§ **DESCRIPTION OF THE TASK**
Below are the records; pull every line that includes "accent".

╭─ THE DATA

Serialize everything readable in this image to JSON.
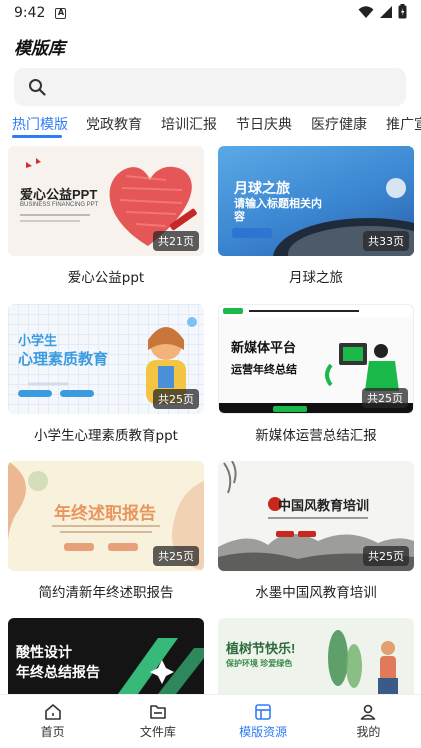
{
  "status": {
    "time": "9:42",
    "notif_glyph": "A"
  },
  "header": {
    "title": "模版库"
  },
  "search": {
    "icon": "search-icon"
  },
  "tabs": [
    {
      "label": "热门模版",
      "active": true
    },
    {
      "label": "党政教育"
    },
    {
      "label": "培训汇报"
    },
    {
      "label": "节日庆典"
    },
    {
      "label": "医疗健康"
    },
    {
      "label": "推广宣"
    }
  ],
  "cards": [
    {
      "title": "爱心公益ppt",
      "count": "共21页",
      "thumb": {
        "heading": "爱心公益PPT",
        "sub": "BUSINESS FINANCING PPT",
        "accent": "#e03a3a"
      }
    },
    {
      "title": "月球之旅",
      "count": "共33页",
      "thumb": {
        "heading": "月球之旅",
        "sub": "请输入标题相关内容",
        "accent": "#3a8fe0"
      }
    },
    {
      "title": "小学生心理素质教育ppt",
      "count": "共25页",
      "thumb": {
        "heading_line1": "小学生",
        "heading_line2": "心理素质教育",
        "accent": "#3b9be0"
      }
    },
    {
      "title": "新媒体运营总结汇报",
      "count": "共25页",
      "thumb": {
        "heading_line1": "新媒体平台",
        "heading_line2": "运营年终总结",
        "accent": "#1bb84a"
      }
    },
    {
      "title": "简约清新年终述职报告",
      "count": "共25页",
      "thumb": {
        "heading": "年终述职报告",
        "accent": "#e8a07a"
      }
    },
    {
      "title": "水墨中国风教育培训",
      "count": "共25页",
      "thumb": {
        "heading": "中国风教育培训",
        "accent": "#c8281e"
      }
    },
    {
      "title": "",
      "count": "",
      "thumb": {
        "heading_line1": "酸性设计",
        "heading_line2": "年终总结报告",
        "accent": "#3dd68c"
      }
    },
    {
      "title": "",
      "count": "",
      "thumb": {
        "heading": "植树节快乐!",
        "sub": "保护环境 珍爱绿色",
        "accent": "#3a8a4a"
      }
    }
  ],
  "nav": [
    {
      "label": "首页",
      "icon": "home-icon"
    },
    {
      "label": "文件库",
      "icon": "folder-icon"
    },
    {
      "label": "模版资源",
      "icon": "templates-icon",
      "active": true
    },
    {
      "label": "我的",
      "icon": "profile-icon"
    }
  ]
}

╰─

§ **OUTPUT BELOW**
        "accent": "#e03a3a"
        "accent": "#3a8fe0"
        "accent": "#3b9be0"
        "accent": "#1bb84a"
        "accent": "#e8a07a"
        "accent": "#c8281e"
        "accent": "#3dd68c"
        "accent": "#3a8a4a"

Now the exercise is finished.